Technology analysts comment on action camera maker GoPro Inc (NASDAQ:GPRO) and mobile network equipment maker Nokia Corp (ADR) (NYSE:NOK), following channel checks and a restatement of Alcatel
2015 results, respectively, causing the analysts to predict long-term challenges for each.
Analyst Brad Erikson of Pacific Crest commented on GoPro following his firm’s channel checks, suggesting record high inventory levels and a 40% y/y decline in U.S. sell-through in Q1. The analyst does not believe that new software or acquisitions will improve the company’s “core utility problem” and comments on a lack of important features. The analyst explains, “While GoPro cameras remain a compelling device for a small niche of buyers, we believe the editing experience remains the key roadblock in attracting incremental users to the category.”
The analyst shines light on the upcoming Karma drone launch, expected to release at the end of Q2. Erikson states, “We believe the stock has gotten some recent lift anticipating Karma, which could persist depending on how it is initially perceived by investors.” Ultimately, however, the analyst believes short-term gains are not enough to counteract inventory numbers and weakening demand for action cameras. He explains, “While the drone launch doubles the company’s TAM and could support shares in the near term, we still see downside longer term due to action camera softness, with drones likely only gaining modest traction over time.”
Erikson maintains his Sector Weight rating on the company without providing a price target.
According to TipRanks, out of all the analysts who have rated the company in the last 3 months, 25% are bullish, 16% are bearish, and 58% remain on the sidelines. The average 12-month price target for the stock is $11.75, marking an 8% downside from where shares last closed.
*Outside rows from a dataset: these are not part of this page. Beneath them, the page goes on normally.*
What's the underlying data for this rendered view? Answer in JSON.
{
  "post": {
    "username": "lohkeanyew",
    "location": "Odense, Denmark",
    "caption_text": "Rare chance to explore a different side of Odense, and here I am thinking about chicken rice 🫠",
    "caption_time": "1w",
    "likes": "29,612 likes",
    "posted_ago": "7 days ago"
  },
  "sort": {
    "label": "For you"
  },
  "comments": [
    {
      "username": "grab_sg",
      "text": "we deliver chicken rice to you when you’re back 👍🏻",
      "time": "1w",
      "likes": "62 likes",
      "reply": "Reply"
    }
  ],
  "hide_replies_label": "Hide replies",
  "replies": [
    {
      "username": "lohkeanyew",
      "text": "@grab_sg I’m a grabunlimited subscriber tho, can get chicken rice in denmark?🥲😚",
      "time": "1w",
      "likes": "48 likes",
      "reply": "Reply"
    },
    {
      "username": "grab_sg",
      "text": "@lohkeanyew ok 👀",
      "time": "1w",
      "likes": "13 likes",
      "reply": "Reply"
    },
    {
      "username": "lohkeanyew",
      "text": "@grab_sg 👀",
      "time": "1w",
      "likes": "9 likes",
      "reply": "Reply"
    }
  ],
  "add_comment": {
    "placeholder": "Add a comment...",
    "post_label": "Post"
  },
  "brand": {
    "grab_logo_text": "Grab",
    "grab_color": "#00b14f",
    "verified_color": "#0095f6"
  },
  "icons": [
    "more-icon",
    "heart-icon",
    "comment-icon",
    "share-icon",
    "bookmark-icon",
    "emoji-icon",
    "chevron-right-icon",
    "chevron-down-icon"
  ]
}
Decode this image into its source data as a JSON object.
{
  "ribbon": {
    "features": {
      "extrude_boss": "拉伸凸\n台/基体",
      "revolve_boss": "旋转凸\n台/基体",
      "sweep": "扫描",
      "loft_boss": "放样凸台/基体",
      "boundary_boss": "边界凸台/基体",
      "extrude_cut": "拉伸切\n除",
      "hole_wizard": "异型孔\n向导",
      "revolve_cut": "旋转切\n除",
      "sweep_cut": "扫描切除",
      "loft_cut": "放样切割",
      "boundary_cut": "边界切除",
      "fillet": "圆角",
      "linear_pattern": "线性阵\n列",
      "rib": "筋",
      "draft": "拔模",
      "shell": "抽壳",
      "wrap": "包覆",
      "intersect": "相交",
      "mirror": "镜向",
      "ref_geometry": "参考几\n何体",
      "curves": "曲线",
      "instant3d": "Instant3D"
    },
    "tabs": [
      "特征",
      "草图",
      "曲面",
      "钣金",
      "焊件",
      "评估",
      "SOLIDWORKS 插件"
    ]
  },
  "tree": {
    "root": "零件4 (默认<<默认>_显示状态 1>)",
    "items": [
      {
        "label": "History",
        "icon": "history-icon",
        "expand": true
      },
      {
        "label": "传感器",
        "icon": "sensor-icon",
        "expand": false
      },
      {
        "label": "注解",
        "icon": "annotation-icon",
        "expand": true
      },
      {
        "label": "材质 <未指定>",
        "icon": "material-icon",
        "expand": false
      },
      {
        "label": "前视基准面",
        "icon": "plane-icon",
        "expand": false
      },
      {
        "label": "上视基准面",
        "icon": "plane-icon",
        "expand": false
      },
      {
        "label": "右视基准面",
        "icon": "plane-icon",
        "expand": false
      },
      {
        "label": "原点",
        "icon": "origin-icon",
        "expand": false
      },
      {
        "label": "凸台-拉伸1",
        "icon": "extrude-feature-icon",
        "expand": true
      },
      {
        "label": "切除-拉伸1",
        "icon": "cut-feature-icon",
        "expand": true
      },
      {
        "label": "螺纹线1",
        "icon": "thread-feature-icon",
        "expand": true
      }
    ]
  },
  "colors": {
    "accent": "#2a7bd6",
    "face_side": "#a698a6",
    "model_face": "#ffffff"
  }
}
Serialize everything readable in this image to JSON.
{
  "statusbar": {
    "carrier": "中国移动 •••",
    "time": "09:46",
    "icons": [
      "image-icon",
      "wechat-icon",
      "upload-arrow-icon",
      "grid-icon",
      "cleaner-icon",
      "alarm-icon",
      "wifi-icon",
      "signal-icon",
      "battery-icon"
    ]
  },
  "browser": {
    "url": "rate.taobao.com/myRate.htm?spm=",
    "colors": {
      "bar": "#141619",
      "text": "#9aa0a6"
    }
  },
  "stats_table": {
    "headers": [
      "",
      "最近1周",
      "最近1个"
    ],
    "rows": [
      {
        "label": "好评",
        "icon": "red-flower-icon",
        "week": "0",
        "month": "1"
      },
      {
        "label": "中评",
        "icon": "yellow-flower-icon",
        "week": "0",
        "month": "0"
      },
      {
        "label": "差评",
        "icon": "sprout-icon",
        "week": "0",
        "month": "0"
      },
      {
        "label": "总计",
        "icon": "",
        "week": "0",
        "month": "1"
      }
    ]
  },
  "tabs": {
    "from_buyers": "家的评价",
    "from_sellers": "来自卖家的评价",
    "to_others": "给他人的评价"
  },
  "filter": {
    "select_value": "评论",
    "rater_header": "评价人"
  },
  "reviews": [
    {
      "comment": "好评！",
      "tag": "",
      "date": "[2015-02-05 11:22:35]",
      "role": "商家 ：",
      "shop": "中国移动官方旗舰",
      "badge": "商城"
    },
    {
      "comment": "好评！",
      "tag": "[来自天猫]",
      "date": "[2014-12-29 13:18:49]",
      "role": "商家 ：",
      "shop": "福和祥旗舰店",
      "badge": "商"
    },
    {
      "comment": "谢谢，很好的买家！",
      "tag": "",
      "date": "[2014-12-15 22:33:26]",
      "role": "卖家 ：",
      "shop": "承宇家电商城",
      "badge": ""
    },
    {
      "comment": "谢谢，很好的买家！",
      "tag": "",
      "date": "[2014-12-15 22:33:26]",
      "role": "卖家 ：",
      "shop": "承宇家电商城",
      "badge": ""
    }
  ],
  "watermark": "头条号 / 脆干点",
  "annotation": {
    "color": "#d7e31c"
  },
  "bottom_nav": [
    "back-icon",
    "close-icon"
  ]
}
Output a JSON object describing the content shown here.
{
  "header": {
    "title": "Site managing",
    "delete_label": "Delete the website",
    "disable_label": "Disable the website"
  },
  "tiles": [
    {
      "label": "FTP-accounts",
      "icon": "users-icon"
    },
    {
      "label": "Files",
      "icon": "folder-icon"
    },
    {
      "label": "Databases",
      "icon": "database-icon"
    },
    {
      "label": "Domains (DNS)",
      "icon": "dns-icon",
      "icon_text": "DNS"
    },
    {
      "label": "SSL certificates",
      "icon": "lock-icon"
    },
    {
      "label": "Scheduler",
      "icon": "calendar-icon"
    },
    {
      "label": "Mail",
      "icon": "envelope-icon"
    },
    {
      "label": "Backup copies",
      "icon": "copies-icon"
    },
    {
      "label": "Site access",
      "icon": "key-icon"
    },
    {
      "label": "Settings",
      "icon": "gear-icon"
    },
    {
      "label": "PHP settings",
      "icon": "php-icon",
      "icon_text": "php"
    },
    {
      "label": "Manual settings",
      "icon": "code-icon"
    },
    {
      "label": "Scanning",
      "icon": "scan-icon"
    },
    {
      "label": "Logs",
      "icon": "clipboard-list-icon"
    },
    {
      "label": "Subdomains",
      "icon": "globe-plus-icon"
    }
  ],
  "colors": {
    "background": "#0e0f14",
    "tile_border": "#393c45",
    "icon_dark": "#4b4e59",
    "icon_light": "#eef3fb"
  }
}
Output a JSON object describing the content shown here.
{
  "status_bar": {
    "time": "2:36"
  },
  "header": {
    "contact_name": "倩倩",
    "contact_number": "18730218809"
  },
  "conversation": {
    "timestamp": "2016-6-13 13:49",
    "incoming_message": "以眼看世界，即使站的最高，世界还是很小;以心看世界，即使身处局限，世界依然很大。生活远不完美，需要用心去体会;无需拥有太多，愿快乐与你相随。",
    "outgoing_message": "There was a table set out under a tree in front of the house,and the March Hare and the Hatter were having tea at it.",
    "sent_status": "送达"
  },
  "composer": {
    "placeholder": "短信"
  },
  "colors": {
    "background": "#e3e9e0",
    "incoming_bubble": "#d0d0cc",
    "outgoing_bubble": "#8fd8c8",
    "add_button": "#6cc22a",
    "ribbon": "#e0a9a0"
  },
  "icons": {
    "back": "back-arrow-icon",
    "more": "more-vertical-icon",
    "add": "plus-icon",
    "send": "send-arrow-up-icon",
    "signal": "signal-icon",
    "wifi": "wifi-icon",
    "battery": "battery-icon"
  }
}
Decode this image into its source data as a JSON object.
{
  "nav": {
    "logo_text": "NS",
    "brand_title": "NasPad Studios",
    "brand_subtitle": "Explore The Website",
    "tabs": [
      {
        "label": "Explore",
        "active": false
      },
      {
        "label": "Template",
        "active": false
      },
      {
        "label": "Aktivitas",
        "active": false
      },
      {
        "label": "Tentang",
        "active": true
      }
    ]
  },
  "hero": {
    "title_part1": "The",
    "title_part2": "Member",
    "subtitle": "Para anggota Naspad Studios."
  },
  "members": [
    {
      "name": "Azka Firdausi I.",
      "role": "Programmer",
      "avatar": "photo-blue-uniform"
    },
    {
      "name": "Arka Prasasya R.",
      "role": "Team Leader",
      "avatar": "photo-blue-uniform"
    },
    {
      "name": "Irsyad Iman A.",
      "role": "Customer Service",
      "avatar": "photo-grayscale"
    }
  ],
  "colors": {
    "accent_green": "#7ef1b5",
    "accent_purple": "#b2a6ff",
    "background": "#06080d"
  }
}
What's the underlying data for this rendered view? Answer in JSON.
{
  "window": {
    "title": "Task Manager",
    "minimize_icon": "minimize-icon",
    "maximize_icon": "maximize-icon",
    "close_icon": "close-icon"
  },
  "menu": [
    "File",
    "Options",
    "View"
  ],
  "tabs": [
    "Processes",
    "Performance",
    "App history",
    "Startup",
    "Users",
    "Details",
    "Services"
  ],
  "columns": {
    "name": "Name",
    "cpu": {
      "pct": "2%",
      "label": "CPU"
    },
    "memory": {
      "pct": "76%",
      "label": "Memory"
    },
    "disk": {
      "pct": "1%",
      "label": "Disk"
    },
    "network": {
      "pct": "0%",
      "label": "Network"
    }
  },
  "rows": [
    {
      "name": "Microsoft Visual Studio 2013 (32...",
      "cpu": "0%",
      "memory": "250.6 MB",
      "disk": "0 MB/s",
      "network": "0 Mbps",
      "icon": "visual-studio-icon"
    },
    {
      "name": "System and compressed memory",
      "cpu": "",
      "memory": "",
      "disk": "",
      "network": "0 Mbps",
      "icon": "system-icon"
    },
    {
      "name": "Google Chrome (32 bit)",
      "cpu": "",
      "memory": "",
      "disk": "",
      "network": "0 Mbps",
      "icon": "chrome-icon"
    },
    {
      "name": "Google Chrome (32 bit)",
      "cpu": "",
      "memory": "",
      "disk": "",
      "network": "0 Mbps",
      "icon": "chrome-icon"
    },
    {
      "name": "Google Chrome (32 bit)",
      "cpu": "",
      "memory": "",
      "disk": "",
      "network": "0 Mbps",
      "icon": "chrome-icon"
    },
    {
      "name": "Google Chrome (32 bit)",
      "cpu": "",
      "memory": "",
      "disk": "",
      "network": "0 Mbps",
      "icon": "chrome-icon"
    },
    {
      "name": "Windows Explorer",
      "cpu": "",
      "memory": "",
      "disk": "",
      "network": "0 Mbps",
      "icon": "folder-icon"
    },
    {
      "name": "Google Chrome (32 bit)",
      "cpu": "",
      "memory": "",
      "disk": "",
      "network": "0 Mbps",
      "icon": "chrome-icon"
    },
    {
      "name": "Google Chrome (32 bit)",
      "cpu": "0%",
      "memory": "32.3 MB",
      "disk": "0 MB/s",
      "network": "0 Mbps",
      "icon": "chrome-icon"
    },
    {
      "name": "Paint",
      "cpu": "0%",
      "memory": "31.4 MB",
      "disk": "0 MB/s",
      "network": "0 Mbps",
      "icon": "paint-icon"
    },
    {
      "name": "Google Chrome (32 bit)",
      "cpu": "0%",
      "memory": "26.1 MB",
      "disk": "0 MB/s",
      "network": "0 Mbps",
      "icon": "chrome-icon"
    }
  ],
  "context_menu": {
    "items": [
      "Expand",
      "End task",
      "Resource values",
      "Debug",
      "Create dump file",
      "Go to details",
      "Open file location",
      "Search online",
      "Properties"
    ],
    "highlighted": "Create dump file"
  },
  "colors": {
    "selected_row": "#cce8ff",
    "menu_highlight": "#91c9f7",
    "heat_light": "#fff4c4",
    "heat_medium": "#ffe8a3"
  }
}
Nokia Corp (ADR)
Analyst Kai Korschelt of Merrill Lynch commented on Nokia following its restatement of previously reported EBIT and revenue in 2015, indicated on its P&L (profits and losses) proforma for Alcatel-Lucent. Kroschelt states, “We believe the restatement is due to several aspects such as expensing some of ALU’s R&D that was previously capitalized and also reclassifying certain expenses into other parts of the P&L.” As a result, the analyst notes a 0.6% decline in group revenues and a 3% decline to combined adjusted EBIT for 2015. The analyst believes this impact will continue, stating, “We could envisage a similar impact to the outer years.”
Due to shifting some of its lower-margin business into the Group common functions and Technologies division, the analyst notes a 4% decline in proforma Networks revenues. However, this move also resulted in a 126 bps increase in operating margins to 10.1% vs 8.9%. The analyst adds that “group common losses have increased materially and Technologies margins are c. 600ps lower.
While the analyst notes that the relocations will not have a material impact on total/group profitability of margins, they should increase Nokia’s Networks margins by around 120 bps. He continues, “We believe this implies that Nokia’s margin guidance range for Networks on 10th May could be higher than originally thought – we were assuming a potential 6-9% guidance range (vs consensus of 9.2%) but could now envisage a 7-10% range.”
The analyst maintains his Neutral rating for the stock with a €5.90 price target.
According to TipRanks, 58% gave a Buy rating, 8% gave a Sell rating, and 33% remain on the sidelines. The average 12-month price target for the stock is $7.86, marking a 33% upside from where shares last closed.